Given that the markets for all 13 countries reached their post-crash highs from June 5th to June 8th the probability is high that the first forecast above will prove to be accurate.  The one thing that has been for certain in 2020 is that all 13 of these markets have been acting in concert.   All of these markets:

  • Commenced their crashes on February 20, 2020

  • Made new lows and declined by a minimum of 34% on March 23, 2020: 

As of June 19, 2020; the markets for eight of the 13 countries had climbed back to within 17% of their 2020 highs.  My suspicion is that the markets of the five countries which have not climbed to within 17% of their 2020 highs won't. While the five have failed to perform as forecasted, they are great additions to my ongoing research of market crashes.

The empirical data from these countries' crashes will improve the accuracy for the forecasting of future crashes. Finally, due to their lack of buoyancy, the markets for the five will probably have the worst percentage declines when compared to the other markets at their final Q4 of 2022 bottoms.   

Based on my ongoing empirical research of the Dow 1929-32 and the NASDAQ 2000-02 market crashes which have the same genealogy as the 13 countries whose markets crashed in 2020, the forecasts for each of the 13 countries can become specific.  To that end, these 13 countries have been broken up into two groups:

1. Those whose markets have climbed to within a single-digit percentage below their 2020 highs; 

2. Those whose markets have climbed to within a double-digit percentage below their 2020 highs.

Japan, South Korea, Germany, and the U.S. comprise the four who are in the single-digit group. Based on my preliminary analysis the markets of the four countries, they will not have declined by 79% when they reach their final bottoms in Q4 of 2022. The percentage decline forecasts for the markets of the U.S. and the other three countries will be made available soon.

The remaining nine countries constitute the second group, all of whom are now members of the SCPA Global Crash Index.  The table below contains the countries and their post-crash percentage climbs to within 2020 highs.

The chart below depicts the performance of the SCPA Global Crash index from its 2020 high through June 19, 2020.

The fact that the index climbed back to a post-crash high of within 17% of its 2020 high further validates the SCPA's efficacy. The charts for 1929 and 2000 crashes depicted below confirm that the 2020 crashes for the markets of the US and a dozen other countries have the same genealogy.

Some argue that the US stock market is insulated from the rest of the world. The chart patterns for the Dow and S&P 500 indicate otherwise.  The charts depict that both of the US indices are behaving similarly to the SCPA Global Crash index as well as to the prior historical market crashes.

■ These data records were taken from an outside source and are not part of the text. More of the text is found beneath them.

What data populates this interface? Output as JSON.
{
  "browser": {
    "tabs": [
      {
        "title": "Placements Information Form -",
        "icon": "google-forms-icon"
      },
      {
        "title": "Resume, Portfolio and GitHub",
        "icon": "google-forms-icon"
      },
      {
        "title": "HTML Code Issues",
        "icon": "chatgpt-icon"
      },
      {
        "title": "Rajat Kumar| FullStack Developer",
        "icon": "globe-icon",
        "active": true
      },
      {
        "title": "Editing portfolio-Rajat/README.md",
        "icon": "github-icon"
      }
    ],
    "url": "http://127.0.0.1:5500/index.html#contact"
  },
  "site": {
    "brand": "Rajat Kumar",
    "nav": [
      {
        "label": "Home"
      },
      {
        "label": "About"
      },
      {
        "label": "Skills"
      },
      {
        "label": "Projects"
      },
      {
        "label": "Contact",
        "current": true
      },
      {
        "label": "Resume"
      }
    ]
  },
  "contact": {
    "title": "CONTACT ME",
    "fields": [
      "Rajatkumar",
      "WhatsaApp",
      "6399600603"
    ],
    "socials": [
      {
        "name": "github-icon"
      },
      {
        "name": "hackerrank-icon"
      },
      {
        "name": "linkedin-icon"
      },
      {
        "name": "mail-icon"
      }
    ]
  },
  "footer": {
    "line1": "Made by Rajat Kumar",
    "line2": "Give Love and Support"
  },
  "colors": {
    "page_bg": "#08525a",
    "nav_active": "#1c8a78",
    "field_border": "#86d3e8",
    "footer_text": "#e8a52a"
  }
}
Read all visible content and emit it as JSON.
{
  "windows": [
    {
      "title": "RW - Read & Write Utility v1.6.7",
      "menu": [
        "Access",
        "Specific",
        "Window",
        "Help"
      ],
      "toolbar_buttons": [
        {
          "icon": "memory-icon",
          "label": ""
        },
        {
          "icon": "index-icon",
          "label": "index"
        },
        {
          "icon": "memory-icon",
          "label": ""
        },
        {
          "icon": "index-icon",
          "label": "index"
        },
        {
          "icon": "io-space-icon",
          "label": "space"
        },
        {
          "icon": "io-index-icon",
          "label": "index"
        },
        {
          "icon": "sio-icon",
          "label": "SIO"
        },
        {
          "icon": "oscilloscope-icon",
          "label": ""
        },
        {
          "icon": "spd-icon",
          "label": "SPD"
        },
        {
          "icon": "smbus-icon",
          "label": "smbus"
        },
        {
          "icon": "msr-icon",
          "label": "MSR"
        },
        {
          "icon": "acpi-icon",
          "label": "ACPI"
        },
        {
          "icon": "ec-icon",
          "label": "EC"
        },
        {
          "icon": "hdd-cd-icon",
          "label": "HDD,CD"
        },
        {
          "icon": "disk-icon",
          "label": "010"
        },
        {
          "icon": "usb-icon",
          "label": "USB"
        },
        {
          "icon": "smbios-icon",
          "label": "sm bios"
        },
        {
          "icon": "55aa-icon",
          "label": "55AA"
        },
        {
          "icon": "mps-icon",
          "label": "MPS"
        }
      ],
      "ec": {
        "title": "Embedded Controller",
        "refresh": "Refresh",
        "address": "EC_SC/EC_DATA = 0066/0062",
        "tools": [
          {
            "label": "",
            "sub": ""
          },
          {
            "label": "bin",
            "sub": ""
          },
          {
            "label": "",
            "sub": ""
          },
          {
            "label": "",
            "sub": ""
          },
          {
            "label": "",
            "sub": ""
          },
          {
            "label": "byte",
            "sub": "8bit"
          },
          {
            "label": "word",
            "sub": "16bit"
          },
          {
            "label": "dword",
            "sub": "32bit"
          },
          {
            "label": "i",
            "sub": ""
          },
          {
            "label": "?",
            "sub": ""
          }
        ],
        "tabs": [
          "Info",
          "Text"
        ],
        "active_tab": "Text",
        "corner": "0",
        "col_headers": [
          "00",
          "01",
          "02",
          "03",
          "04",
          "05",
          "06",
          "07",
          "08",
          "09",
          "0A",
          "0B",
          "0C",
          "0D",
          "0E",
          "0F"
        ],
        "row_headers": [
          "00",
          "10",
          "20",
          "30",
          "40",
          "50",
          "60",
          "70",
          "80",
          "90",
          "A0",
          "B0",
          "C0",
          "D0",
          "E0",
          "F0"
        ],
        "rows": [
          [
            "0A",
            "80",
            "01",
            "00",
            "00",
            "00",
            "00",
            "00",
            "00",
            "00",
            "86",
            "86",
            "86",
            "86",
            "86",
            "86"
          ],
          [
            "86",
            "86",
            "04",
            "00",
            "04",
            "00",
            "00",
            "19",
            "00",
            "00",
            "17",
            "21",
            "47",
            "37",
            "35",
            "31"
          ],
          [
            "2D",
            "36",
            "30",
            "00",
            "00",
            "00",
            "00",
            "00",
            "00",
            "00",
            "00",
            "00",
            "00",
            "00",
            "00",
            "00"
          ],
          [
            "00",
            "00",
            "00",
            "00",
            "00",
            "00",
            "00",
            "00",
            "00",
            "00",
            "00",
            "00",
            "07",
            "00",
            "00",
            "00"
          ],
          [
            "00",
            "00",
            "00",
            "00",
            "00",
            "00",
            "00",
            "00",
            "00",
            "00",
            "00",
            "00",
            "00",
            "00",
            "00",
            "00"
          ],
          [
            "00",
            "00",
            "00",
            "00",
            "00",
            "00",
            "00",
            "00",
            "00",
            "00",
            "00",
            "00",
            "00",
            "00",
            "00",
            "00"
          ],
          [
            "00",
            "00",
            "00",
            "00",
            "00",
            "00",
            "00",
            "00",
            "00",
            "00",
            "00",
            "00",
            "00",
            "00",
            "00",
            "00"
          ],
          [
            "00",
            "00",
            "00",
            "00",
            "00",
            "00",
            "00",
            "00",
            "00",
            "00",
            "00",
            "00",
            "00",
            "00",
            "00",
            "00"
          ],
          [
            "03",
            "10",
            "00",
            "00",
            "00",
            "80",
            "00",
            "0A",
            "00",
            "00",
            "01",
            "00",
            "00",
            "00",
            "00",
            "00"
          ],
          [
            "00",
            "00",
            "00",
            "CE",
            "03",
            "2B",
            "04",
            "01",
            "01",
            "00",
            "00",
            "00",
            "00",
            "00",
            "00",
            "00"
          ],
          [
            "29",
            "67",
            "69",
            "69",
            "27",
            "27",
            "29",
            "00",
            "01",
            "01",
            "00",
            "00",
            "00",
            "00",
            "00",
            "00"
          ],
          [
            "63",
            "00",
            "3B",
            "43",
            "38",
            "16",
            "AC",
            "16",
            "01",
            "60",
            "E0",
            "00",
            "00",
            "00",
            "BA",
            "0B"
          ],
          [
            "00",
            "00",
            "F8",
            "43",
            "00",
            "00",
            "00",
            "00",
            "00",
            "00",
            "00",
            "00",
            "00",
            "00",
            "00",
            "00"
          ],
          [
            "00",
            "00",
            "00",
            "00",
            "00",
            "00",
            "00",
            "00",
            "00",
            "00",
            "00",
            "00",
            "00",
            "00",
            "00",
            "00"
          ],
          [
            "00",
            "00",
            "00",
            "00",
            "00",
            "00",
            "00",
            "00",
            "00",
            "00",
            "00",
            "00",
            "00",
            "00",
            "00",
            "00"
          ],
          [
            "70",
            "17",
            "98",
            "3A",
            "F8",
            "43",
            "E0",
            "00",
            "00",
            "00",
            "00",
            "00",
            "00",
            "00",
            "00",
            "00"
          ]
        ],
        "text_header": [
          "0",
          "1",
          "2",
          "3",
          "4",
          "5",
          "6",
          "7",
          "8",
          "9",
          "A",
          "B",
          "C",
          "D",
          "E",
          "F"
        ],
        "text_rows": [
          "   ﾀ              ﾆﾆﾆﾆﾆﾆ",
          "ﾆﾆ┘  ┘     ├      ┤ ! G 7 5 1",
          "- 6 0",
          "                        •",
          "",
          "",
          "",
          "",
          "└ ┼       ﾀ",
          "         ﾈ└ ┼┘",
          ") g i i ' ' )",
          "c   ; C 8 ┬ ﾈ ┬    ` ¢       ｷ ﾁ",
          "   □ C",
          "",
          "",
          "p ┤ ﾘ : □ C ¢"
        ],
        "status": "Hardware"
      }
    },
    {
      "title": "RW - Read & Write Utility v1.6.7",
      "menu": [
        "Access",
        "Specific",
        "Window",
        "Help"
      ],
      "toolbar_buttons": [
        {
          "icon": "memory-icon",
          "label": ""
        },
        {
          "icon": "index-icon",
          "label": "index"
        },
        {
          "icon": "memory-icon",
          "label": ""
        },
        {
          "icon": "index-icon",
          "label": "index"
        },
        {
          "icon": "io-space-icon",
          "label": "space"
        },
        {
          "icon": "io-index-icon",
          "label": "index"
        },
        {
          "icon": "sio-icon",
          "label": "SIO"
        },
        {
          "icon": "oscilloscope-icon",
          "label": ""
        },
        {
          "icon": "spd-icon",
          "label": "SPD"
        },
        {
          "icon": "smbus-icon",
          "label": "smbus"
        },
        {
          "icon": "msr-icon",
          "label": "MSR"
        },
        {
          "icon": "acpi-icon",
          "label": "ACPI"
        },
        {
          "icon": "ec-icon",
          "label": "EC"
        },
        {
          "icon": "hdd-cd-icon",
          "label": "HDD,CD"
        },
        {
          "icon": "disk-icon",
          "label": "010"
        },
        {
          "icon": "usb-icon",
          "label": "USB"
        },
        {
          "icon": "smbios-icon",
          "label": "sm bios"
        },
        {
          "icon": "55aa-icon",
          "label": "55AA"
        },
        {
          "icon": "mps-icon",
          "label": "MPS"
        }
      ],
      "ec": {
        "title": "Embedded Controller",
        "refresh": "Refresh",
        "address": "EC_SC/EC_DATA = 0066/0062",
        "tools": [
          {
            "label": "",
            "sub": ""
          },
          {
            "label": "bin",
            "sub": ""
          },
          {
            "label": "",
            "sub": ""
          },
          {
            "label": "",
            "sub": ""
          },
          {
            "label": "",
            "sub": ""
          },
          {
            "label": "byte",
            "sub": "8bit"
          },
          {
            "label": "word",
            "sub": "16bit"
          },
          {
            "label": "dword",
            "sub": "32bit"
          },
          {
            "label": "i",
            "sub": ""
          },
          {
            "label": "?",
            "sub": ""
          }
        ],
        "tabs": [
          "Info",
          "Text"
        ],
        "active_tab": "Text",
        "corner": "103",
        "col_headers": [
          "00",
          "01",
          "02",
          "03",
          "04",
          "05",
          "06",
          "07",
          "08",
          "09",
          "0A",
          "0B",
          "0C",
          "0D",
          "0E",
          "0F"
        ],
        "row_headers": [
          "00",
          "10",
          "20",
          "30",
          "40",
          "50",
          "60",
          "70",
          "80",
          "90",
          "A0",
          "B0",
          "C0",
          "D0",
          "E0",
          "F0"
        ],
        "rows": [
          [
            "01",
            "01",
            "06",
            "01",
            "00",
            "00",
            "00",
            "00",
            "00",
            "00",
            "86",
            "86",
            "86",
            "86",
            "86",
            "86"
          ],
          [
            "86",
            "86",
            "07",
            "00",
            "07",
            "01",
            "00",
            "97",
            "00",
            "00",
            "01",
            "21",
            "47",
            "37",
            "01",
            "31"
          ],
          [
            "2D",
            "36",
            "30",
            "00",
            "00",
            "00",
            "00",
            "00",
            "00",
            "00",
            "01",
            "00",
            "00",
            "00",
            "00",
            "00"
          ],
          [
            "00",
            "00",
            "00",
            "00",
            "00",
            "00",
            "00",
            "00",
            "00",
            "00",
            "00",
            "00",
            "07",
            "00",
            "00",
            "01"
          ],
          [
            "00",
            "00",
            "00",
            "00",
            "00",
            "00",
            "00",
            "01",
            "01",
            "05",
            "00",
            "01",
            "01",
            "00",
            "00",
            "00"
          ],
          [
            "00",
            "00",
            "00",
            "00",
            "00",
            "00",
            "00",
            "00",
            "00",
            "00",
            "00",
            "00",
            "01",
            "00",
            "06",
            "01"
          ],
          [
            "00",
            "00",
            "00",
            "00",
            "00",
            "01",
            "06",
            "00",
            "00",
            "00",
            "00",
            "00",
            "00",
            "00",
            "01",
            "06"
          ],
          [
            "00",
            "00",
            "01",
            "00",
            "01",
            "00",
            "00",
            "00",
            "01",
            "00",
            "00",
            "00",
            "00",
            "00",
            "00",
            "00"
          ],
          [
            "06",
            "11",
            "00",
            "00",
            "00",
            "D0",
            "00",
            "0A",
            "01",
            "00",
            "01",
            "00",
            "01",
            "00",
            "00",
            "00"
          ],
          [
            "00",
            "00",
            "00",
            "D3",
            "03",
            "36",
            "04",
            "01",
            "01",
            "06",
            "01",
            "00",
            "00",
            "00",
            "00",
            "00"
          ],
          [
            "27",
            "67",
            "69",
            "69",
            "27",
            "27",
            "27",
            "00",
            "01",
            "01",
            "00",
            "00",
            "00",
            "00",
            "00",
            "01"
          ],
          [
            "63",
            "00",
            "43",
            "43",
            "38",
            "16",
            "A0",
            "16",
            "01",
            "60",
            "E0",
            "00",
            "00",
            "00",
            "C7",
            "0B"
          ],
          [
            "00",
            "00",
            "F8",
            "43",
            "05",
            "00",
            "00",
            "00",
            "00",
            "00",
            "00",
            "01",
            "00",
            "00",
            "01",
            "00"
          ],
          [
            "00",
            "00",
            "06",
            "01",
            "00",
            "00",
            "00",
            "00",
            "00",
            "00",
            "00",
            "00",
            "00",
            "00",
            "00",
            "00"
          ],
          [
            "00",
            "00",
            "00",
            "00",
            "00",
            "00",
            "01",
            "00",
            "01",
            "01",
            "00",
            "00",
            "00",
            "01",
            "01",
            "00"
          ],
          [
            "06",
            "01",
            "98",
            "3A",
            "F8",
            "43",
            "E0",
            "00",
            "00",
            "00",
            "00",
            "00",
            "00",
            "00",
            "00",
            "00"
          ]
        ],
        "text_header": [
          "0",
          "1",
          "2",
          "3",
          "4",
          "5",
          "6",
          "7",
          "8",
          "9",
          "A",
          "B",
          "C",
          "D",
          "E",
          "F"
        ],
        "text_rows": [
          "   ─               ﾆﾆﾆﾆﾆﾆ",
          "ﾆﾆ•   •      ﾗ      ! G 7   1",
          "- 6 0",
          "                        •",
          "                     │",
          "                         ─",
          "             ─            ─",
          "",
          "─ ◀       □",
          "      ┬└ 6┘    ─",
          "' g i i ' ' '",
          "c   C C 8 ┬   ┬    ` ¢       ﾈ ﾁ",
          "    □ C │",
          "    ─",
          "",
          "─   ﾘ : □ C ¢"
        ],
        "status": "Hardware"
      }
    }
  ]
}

Based on the patterns in the above charts, the two US indices will go to lows in 2021 which will be lower than 2020.  The lows for 2022 will be lower than 2021.

The history books will depict that the post-crash rally of 2020 was the "Granddaddy" of all Bear Market rallies.  If you are still in the market, get out before it's too late.    

To profit from a market that will steadily decline subscribe to the Bear Trader here.

Your comments are welcome.


The opinions expressed in this article do not reflect the position of CapitalWatch or its journalists. The analyst has no business relationship with any company whose stock is mentioned in this article. Information provided is for educational purposes only and does not constitute financial, legal, or investment advice.